The crew assembled

Captain (Cyborg) and First Mate (Veteran)

Two Sentries and a Commando, or a Trooper, I forget.

Gunner and Burner

Two Recruits

A Runner

Monday 3 May 2021

Some solo Stargrave

 It's been nearly a year since I updated this blog! Honestly, most of my gaming content is on Twitter or Facebook these days. Still, if I want to tell a story with pictures, this is the place to do it. 

Picture, if you will: Captain Horatius Mortsafe and the brave crew of the Simple Misunderstanding, reluctant to do the law's work but equally reluctant to get thrown into a black hole by the pirate syndicate to whom they owe an alarming amount of money, take a contract to hunt down galactic malefactor Chrysophon Marrs. Weeks of fruitless searching, and then: a lead! The elusive Marrs is getting ready to take ship from a small spaceport on a backwater world. Mortsafe, his first mate Berenice, and their band of space scoundrels are in hot pursuit!
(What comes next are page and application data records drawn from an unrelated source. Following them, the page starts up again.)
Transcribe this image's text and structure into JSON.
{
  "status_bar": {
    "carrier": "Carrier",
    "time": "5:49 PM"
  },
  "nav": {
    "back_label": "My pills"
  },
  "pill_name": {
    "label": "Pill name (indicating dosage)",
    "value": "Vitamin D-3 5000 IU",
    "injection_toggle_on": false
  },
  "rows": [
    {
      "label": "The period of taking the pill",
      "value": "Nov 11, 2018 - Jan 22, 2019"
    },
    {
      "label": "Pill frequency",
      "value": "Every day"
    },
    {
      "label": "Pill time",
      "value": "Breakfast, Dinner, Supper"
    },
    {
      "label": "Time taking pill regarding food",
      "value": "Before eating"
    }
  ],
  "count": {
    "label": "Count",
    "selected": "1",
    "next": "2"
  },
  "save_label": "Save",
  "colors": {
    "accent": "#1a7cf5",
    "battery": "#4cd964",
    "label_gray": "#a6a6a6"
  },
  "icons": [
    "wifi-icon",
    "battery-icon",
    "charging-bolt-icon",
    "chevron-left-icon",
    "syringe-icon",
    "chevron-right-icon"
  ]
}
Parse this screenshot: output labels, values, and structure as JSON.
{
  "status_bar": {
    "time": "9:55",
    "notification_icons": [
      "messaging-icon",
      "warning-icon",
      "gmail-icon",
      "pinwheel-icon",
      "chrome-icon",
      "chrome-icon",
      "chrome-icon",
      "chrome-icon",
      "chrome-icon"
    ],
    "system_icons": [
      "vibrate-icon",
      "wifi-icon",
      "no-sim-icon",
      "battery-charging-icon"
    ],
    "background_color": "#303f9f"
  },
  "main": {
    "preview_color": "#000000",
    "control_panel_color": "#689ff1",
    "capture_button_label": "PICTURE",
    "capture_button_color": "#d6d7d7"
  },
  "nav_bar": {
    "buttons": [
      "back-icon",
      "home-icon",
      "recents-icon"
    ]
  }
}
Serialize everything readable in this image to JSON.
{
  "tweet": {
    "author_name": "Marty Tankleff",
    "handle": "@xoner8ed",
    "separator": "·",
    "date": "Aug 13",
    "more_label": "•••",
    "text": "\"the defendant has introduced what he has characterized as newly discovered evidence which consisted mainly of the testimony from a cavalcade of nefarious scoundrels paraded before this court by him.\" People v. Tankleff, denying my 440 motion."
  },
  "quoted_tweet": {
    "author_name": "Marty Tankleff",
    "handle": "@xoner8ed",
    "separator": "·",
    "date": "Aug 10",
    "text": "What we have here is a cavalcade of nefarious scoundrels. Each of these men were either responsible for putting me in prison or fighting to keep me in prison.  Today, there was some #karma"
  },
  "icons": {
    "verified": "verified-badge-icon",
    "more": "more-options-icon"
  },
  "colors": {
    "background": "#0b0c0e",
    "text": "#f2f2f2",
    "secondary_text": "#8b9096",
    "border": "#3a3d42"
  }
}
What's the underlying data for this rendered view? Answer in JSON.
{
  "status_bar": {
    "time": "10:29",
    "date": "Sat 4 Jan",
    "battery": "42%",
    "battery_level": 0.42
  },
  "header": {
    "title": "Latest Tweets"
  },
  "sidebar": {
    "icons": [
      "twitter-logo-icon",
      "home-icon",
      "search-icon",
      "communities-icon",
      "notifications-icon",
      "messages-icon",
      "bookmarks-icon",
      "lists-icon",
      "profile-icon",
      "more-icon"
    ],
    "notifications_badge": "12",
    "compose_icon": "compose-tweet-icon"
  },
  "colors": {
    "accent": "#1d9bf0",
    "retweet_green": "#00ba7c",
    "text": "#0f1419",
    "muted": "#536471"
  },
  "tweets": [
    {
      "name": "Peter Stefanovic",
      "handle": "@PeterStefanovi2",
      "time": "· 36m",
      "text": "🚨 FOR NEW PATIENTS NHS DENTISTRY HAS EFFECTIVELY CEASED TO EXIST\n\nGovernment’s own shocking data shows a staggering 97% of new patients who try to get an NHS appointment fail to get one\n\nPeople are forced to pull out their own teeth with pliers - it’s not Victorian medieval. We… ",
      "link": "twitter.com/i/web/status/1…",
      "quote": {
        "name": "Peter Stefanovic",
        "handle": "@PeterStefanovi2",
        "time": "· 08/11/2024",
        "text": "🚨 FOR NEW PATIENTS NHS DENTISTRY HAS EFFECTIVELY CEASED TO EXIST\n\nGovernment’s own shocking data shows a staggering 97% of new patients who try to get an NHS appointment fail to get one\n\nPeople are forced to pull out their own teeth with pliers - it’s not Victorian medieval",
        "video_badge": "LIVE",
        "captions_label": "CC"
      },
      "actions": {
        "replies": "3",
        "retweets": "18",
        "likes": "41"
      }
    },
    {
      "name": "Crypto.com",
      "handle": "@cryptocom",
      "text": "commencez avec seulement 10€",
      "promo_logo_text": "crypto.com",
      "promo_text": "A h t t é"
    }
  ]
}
The small spaceport!

But who do our heroes find waiting for them as they arrive at the launch pad? 




Snipers! Actually, that's quite scary.

And all sorts of general-purpose scum.
Meanwhile, Marrs herself rushes among the different areas of the spaceport, getting her ship ready to make a getaway. The battle commences!

Berenice and her team take up firing positions.



Berenice gives Yoyo some encouragement to improve his marksmanship.


Louise, Perry, Berenice, Clara, and Aron lie in wait for the gang members.

Yoyo hoses down the advancing enemy sentries with bullets, stunning both of them.

Yoyo chortles in self-satisfaction, an unlikeable quality.

Gangsters advancing through the smoke are met with a hail of short-range fire and grenades.

Despite not having even been shot at, Mortsafe activates his Energy Shield, the absolute wiener.

Not bulling ahead like a doofus seems to be working out for the sniper, who is causing all kinds of problems for the crew. 

The enemy sentry on the flank hangs tough, firing back bravely. 

The crew pour fire onto Chrysophon Marrs, whom Berenice has helpfully pointed out. 

The enemy Burner charges through the smoke and straight into a walloping.

Return fire pins the sniper long enough for Captain Mortsafe to climb the ladder to her nest and lock her in combat. When she tries to shank him, he demonstrates that you can in fact hide a cutlass in an overcoat and hacks her down. 

While Brains retrieves the loot, Perry goes for a little climb on the getaway ship.

Now, I will confess that I played the scenario three times because I kept getting walloped in the early rounds, but once I got the hang of it it went pretty well. And I think the crew is looking good, which is nice!

So yeah -- don't expect regular blog updates, but when I have a story to tell, I might try to do one now and again.